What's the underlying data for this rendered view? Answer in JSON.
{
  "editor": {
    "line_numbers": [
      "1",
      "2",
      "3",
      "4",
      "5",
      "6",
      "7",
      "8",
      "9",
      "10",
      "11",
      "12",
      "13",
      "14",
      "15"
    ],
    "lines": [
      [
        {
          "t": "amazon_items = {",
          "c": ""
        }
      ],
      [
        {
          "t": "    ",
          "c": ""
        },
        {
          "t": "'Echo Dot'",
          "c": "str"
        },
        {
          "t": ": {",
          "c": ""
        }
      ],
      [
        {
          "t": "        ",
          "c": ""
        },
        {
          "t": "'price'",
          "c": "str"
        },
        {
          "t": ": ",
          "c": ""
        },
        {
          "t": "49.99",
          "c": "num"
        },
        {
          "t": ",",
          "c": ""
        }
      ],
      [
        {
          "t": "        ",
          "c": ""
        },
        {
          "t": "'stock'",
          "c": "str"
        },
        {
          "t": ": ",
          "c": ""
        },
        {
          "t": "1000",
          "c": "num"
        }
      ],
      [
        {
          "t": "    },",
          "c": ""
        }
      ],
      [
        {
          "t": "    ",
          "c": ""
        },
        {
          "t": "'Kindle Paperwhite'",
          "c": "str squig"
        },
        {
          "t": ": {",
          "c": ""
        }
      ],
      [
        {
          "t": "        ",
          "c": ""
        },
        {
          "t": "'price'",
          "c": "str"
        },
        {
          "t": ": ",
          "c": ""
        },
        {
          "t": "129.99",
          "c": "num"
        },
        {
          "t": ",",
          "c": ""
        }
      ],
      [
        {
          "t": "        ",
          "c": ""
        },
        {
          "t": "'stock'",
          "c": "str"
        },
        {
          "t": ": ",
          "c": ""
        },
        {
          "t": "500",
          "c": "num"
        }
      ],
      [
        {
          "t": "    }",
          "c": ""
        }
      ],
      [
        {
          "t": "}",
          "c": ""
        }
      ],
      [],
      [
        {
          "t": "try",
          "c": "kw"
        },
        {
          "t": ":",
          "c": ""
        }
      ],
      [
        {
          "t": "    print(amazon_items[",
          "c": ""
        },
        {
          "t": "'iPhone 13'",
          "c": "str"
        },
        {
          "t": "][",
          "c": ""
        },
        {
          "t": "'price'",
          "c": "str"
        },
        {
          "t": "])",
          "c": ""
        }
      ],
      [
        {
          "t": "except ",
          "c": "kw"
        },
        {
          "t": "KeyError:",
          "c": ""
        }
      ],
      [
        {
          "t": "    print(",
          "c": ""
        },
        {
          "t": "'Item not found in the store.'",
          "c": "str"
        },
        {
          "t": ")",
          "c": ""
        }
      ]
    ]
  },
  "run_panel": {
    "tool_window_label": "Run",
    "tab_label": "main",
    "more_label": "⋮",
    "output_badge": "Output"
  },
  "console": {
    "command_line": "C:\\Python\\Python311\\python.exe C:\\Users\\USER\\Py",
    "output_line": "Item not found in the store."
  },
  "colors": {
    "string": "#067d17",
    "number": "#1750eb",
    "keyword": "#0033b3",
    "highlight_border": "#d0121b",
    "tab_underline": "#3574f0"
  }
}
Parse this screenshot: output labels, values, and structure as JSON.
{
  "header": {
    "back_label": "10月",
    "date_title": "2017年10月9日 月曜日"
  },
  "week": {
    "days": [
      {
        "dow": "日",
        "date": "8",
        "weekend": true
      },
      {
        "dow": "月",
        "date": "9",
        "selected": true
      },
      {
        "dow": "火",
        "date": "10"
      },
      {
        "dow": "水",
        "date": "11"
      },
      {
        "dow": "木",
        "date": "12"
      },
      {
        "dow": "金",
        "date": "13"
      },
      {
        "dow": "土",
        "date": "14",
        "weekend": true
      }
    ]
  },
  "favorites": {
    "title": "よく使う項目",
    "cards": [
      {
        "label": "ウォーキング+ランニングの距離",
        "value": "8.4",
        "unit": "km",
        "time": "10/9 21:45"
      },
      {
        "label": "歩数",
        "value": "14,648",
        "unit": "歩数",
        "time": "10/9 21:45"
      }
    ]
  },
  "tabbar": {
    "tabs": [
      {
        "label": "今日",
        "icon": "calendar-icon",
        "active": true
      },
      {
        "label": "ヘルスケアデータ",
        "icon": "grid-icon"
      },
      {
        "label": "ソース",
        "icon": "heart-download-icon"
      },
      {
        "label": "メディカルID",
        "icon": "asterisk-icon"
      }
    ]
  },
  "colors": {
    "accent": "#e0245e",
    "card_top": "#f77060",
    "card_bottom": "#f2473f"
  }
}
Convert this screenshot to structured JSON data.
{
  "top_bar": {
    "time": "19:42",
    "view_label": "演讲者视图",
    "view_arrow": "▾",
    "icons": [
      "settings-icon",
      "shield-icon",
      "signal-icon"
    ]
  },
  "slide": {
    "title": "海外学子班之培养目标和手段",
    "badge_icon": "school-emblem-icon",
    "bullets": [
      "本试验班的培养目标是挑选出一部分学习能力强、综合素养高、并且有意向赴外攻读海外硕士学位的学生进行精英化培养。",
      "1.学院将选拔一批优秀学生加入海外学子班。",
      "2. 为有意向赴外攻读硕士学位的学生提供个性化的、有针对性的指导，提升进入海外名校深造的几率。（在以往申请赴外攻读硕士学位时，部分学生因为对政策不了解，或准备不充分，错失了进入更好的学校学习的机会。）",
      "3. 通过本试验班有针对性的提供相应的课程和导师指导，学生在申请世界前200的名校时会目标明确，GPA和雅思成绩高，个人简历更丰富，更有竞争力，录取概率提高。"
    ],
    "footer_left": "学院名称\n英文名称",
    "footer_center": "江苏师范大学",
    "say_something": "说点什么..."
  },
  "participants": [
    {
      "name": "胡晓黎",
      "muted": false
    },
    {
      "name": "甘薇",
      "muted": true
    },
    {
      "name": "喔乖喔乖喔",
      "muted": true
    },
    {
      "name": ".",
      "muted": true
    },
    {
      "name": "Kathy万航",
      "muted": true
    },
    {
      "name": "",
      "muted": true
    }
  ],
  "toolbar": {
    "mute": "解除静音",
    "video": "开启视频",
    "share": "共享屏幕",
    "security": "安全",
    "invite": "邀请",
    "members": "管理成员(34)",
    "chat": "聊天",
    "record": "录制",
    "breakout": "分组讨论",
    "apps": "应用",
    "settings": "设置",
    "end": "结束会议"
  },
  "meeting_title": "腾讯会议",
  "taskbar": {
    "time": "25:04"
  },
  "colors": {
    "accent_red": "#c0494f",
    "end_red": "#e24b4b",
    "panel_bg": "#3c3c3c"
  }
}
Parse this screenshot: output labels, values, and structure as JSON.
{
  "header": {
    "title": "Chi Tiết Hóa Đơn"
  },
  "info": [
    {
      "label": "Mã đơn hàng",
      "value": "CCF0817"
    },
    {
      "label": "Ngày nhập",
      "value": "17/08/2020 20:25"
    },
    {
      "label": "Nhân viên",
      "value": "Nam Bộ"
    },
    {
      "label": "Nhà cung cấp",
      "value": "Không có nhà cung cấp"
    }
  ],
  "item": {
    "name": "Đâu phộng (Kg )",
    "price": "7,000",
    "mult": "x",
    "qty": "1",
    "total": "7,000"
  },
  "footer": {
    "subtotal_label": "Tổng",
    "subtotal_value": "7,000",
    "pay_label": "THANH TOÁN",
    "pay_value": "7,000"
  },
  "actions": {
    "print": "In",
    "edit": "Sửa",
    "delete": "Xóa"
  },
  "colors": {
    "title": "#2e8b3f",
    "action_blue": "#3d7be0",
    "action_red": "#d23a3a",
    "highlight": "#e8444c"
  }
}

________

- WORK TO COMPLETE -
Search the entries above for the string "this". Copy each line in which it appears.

- THE COMPLETED TASK -
What's the underlying data for this rendered view? Answer in JSON.
Parse this screenshot: output labels, values, and structure as JSON.
Convert this screenshot to structured JSON data.
Parse this screenshot: output labels, values, and structure as JSON.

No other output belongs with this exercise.